Let’s demonstrate this concept using a fictional case called “Frozen Penguins from the South Pole.” The physical characteristics chosen as best defining the frozen penguins are 1) species (most important), 2) size/weight and 3) color (least important). The variations within each characteristic and their assigned numerical codes are as follows:[table id=27 /]
In this example, the USDOC has determined the “white tail” and “black tail” species are “more similar” to each other as the absolute difference between their assigned codes is only 1 – while the difference between a “white tail” and a “Maximus” is 2 and a “black tail” and “Maximus” is 3. In this way, the weighting inherent to the numerical codes assigned mathematically defines similarity.
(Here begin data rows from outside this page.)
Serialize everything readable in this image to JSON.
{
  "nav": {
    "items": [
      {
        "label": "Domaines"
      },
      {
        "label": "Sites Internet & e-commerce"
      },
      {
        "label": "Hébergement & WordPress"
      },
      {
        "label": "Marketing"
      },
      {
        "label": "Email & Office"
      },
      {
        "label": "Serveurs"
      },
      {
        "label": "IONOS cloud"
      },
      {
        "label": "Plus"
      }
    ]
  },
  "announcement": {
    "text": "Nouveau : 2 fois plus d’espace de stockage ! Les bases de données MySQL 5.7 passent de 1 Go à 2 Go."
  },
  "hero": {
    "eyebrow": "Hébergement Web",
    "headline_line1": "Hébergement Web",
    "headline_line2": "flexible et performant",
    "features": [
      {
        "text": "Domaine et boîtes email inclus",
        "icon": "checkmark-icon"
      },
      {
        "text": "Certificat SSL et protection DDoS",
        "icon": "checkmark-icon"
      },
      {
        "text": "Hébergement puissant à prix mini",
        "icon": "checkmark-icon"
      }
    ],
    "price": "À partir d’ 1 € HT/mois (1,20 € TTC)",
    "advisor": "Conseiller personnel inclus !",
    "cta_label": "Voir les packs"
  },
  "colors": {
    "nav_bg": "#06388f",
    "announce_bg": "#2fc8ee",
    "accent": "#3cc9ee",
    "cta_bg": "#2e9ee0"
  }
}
To determine the overall similarity between CONNUMs, the USDOC compares the codes for each U.S. physical characteristic to those for each comparison market penguin (that passes the cost test) and calculates the absolute difference for each. The USDOC’s SAS programming then reads the absolute differences between each physical characteristic, in order of importance, from left to right, as a whole number; sorts the data such that the lowest whole number rises to the top, and selects that as the “most similar” comparison market match. For example, assume we are trying to find the most similar match to a U.S. frozen penguin that is a 9 lb., Maximus with 90% black solid coloring. The CONNUM for this penguin is “1401.” Consider the chart below. U.S. CONNUM 1401 is compared to three different comparison market penguins with CONNUMs “3809”, “4220” and “1103.” When compared to the first model, the US CONNUM has an absolute difference of 2 between species codes, a difference of 4 between weight codes and a difference of 8 between color codes. These differences, read as a whole number from left to right is 248. When compared to the second comparison market penguin, the differences, read as a whole number from left to right is 3219, and when compared to the third comparison market penguin the number is only 32.[table id=29 /]
The “most similar” model is the one that is closest to the U.S. model numerically, as a whole number. In this case it is the third comparison market penguin, the 2lb., Maximus that has 50% solid black coloring. As is clear, while the physical characteristics identified in an investigation are important, perhaps even more critical is the order of importance of those characteristics, and the manner in which the USDOC ultimately weights the numerical codes assigned to the variations within each physical characteristic.
This blog post is part of a larger “Topics in Dumping” series, please go to the introduction blog post if you would like to see the list of other posts in this series.